current events commentary
Copyright © 1998 by Stephen Cumblidge
Since humans first looked at the lights in the sky, mankind has always
looked for answers to the mysteries of life. Thousands of years ago,
humans basically answered the very difficult questions with supernatural
solutions. Why does the sun and moon move across the sky? Mystical
wolves were chasing them. Why is the year split into seasons? Because the
daughter of the goddess of Agriculture spent half the year in the
underworld. Why is there so much grief in the world? Either Pandora or
Eve is to blame, depending on who you ask.
As human knowledge advanced, supernatural explanations became fewer and
fewer. We now know why the stars appear to march across the heavens. We
now understand the seasons. Diseases arenít seen as curses or demons these
days, but as the result of bacteria, viruses, physical imbalances, and so on.
Stephen Lutz is still using the old superstitious way of thinking. This
way of thinking can be summarized as "If faced with a complex question, just
invoke whatever god is popular at the time and presto, problem solved."
"God did it" a universal answer that ultimately means nothing. If humans
hadnít looked for more meaningful answers to various questions we would
still be in the stone age.
Also, Stephen Lutz should learn more about science if he intends to use it
in his arguments. He seems to like to use scientific sounding language,
but he ultimately fails to understand what the words mean. For example,
Stephen Lutz grossly misuses the second law of thermodynamics, making
anyone who knows any thermodynamics cringe. Stephen Lutz writes:
The second law of thermodynamics states that entropy -- that is, the
disorder -- of an isolated system can never decrease. That means the disorder
or chaos of a system will always increase. Nature tends toward disorder.
If Stephen Lutz actually knew what he was talking about, he would
understand that the second law only applies to a closed system. The Earth
is not a closed system. It absorbs heat from the sun and radiates heat off
into space. If you would like to see order appear to come from disorder,

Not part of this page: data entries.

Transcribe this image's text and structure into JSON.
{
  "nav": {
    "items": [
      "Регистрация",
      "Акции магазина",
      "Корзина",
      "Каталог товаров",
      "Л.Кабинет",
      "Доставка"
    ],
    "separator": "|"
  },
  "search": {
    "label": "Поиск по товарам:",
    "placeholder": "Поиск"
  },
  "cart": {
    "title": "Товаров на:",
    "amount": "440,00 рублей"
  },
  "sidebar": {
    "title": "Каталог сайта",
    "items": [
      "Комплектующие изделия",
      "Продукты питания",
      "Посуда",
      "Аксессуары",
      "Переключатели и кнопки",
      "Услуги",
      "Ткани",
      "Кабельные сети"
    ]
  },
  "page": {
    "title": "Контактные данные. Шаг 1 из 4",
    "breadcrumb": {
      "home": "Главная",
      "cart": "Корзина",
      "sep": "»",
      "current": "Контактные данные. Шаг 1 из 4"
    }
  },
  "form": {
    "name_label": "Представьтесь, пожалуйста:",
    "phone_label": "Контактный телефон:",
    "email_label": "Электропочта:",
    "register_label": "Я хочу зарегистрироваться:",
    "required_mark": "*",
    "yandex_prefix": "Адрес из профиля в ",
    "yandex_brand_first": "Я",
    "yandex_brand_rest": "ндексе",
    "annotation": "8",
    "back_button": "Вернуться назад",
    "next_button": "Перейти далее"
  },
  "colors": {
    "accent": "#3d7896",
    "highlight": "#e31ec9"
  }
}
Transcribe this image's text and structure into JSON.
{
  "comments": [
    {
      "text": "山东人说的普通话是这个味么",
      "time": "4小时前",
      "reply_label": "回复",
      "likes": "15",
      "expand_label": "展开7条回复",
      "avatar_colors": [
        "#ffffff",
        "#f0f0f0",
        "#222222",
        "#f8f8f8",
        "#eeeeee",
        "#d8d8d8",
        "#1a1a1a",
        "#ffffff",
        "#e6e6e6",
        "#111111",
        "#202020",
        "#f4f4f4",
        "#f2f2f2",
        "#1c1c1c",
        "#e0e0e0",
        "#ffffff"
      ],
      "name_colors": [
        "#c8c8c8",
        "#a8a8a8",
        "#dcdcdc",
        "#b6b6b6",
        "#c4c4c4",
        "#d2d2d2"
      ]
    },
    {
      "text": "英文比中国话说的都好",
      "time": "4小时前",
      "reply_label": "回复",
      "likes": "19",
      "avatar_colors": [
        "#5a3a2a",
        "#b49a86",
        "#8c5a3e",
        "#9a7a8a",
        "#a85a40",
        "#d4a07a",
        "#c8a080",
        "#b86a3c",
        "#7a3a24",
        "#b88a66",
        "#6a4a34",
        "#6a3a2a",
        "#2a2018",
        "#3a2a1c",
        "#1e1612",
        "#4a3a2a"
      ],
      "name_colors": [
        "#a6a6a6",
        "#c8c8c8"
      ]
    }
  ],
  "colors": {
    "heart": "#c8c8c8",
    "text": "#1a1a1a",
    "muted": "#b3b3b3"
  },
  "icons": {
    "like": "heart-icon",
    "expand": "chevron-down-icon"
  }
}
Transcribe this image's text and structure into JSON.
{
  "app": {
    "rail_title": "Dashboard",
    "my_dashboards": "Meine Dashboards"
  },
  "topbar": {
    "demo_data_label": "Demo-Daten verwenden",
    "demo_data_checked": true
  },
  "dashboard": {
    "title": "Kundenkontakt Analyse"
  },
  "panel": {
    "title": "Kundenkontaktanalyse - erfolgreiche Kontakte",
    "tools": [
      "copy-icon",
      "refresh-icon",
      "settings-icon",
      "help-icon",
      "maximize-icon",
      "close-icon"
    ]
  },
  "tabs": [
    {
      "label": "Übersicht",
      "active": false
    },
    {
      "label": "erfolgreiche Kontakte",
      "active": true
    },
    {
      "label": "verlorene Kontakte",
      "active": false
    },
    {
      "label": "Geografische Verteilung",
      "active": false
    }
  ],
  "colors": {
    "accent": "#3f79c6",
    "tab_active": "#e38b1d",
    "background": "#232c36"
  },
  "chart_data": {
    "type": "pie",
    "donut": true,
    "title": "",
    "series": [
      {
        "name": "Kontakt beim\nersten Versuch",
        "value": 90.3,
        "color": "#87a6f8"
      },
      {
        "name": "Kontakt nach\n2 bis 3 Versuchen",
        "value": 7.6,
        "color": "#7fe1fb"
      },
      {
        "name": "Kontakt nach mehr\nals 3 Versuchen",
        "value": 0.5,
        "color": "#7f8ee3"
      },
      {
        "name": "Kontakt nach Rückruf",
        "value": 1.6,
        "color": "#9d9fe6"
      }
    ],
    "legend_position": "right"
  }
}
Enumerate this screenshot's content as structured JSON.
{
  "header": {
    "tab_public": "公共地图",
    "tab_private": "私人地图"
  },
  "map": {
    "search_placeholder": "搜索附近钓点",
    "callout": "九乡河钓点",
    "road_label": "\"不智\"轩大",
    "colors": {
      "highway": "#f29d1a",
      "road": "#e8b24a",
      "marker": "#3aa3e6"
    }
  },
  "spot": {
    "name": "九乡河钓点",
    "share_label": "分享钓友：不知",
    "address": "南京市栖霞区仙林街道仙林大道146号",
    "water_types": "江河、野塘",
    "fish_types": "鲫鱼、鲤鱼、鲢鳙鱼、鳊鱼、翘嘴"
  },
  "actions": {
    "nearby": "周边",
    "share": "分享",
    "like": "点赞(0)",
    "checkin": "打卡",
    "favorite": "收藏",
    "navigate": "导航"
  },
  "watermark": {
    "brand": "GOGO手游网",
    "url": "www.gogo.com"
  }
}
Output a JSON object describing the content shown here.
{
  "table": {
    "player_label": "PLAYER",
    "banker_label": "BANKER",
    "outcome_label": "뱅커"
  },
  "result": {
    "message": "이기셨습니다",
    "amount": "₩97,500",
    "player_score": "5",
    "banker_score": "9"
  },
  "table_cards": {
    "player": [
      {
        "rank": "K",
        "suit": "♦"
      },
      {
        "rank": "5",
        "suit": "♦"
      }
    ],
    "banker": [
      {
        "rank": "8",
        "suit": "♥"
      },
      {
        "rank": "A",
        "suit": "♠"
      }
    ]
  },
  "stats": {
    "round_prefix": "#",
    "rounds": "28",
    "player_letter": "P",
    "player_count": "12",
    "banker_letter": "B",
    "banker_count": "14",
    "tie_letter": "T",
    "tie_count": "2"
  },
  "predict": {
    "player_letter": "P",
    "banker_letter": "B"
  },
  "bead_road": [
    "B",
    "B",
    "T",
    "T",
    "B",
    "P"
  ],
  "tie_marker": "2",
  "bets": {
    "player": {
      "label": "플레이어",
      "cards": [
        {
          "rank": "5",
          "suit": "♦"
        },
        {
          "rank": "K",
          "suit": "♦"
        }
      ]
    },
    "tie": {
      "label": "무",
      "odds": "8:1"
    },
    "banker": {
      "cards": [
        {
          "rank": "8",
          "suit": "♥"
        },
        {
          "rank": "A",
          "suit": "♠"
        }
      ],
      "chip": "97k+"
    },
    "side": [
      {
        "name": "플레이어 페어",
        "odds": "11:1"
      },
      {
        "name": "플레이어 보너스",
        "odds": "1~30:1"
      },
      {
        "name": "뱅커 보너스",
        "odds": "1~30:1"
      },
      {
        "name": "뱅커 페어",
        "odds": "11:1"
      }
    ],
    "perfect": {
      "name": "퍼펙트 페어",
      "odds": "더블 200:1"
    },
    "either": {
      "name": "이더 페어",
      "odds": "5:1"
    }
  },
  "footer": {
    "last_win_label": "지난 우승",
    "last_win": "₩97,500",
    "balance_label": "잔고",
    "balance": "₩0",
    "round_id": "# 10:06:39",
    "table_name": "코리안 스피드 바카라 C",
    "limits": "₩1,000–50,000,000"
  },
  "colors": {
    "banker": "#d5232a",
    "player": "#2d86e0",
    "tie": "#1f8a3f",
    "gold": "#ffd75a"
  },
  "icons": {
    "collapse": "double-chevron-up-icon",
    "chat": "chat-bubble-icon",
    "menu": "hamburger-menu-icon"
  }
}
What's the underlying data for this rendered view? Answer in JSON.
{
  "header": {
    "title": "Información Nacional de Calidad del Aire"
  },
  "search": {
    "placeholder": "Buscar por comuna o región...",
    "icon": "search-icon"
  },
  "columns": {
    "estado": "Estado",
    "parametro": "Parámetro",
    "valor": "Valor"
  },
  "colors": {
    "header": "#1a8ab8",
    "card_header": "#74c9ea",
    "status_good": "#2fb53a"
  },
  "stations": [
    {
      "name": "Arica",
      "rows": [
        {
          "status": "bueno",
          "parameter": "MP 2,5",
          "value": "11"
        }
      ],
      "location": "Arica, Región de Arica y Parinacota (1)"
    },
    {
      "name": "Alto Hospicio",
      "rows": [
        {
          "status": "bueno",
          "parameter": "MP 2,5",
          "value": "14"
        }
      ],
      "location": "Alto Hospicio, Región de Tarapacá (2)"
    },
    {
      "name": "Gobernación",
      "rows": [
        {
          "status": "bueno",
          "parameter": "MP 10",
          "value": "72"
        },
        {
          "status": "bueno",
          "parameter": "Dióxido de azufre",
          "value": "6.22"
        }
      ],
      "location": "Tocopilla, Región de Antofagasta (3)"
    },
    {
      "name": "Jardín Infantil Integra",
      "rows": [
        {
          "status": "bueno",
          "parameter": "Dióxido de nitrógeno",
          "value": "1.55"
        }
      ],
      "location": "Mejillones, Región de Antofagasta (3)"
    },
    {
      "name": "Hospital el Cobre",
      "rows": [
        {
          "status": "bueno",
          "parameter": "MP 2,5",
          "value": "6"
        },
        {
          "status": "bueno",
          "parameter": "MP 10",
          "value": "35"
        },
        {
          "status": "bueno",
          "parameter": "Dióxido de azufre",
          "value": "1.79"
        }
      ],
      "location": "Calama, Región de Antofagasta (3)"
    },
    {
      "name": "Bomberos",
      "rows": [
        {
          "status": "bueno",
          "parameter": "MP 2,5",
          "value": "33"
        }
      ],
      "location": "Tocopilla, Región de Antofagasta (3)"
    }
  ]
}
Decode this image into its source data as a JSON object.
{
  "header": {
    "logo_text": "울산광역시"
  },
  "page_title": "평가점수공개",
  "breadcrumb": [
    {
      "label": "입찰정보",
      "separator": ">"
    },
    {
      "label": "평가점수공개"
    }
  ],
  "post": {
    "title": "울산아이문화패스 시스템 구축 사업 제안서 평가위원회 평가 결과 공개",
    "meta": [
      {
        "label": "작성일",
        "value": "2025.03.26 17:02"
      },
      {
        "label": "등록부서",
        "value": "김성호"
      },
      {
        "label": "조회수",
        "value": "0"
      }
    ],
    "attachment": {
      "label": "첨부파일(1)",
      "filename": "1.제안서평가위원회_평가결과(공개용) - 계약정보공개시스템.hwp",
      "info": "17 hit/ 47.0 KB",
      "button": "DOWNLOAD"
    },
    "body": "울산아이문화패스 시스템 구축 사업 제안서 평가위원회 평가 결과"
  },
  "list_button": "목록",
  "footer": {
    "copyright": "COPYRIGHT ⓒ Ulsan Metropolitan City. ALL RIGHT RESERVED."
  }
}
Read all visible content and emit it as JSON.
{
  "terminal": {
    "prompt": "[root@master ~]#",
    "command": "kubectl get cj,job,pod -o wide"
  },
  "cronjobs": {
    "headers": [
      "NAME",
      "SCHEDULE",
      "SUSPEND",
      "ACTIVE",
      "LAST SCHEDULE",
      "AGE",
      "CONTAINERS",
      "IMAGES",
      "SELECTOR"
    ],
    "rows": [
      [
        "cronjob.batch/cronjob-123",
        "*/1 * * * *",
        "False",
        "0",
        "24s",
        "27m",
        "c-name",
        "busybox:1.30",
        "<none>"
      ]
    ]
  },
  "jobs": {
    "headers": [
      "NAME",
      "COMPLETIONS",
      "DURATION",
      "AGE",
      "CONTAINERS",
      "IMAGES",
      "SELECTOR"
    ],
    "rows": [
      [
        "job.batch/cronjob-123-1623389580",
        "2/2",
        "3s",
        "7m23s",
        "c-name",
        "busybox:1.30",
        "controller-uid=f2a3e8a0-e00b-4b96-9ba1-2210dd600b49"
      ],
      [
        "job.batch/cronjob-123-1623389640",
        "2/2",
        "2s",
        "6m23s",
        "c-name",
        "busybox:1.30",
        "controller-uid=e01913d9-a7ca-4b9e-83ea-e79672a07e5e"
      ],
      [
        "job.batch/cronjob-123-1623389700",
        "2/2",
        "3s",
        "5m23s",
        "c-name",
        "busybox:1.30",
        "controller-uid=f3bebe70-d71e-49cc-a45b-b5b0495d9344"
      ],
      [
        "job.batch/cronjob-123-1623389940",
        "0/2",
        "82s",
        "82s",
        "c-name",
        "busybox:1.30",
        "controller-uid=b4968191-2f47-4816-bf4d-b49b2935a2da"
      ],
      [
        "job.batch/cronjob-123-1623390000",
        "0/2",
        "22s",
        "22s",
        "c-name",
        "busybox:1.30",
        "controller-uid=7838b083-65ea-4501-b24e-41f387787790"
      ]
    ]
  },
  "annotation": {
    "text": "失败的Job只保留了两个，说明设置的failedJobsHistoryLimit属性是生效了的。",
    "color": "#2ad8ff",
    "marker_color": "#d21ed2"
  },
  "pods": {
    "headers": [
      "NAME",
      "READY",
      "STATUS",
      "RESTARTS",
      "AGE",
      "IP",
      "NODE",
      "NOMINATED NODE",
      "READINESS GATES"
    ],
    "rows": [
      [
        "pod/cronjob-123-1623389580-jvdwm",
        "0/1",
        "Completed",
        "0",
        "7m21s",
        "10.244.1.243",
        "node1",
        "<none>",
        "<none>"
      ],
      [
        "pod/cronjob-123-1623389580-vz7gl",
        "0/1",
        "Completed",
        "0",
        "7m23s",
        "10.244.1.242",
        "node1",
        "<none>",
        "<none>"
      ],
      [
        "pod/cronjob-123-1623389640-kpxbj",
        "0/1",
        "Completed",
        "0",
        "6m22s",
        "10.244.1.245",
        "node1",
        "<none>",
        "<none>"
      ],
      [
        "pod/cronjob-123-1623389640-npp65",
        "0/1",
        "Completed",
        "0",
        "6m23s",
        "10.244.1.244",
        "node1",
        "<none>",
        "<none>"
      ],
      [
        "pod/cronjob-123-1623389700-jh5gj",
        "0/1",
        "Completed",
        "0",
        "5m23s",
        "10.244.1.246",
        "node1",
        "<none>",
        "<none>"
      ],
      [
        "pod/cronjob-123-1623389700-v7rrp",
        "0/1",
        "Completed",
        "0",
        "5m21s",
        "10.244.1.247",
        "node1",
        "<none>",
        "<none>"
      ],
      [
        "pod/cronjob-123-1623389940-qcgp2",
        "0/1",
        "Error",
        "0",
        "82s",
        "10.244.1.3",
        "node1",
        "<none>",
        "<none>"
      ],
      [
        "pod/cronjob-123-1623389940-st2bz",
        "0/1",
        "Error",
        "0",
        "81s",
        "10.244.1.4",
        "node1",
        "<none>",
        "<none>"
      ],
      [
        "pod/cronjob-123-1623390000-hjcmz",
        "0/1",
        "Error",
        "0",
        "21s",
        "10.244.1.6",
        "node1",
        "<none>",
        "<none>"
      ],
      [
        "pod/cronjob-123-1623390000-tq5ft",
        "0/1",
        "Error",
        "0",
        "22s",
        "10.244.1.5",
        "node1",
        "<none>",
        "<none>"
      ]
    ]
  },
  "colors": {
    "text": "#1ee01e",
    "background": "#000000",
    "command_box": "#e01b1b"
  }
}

just watch salt water evaporate. The salt begins as dissolved Sodium and
Chlorine ions mixed with water molecules, and finishes as a separated
system where the water has left, leaving behind neat and orderly rows of
Sodium and Chlorine atoms, all in place for the most part. It takes energy
to do this, the water wonít evaporate on its own, but just put it in the
sun or on a stove and watch what happens. Also, just watch water freeze.
The disordered water liquid forms into ice crystals. All you have to do is
remove some energy from the system. In open systems, order can appear to
come from disorder.
Stephen Lutz also misunderstands the science behind how life evolved. He
thinks that "Random Chance" is the best explanation for how life became
complicated, but the observable effects of natural selection are ignored.
Basically, if something is very good at surviving and reproducing then you
should expect to see a lot of it. The building blocks of life make
mistakes when replicating themselves every once and a while. These
mistakes are referred to as mutations. If a given mutation makes something
more able to survive and reproduce, then the mutation will probably be
passed on. If the mutation is harmful, then the mutation is not likely to
be passed along.
It is important not to make the mistake that more complicated is "better"
in evolutionary terms. Most living things on this planet are
single-celled, we just tend to notice the larger things more often.
Stephen Lutz shows his "God did it" mentality on the following section:
Let's give this "Reason" a better name. How about "Creator God?" That's
who we've been talking about anyway.
I find it an interesting leap to go from "Things are complex" to "The god
that I worship is the best explanation".
Another interesting facet to this letter is that the "God did it" answer
is not needed, as modern biology understands evolution fairly well. We can
examine the fossil record and trace the development of life through
hundreds of millions of years. We can watch some forms of life evolve
right in front of us.
The "God did it" answer to scientific questions may work well in Sunday
School, but is inappropriate in an academic environment.
For a lot more information on this subject, look at the Talk.Origins Archive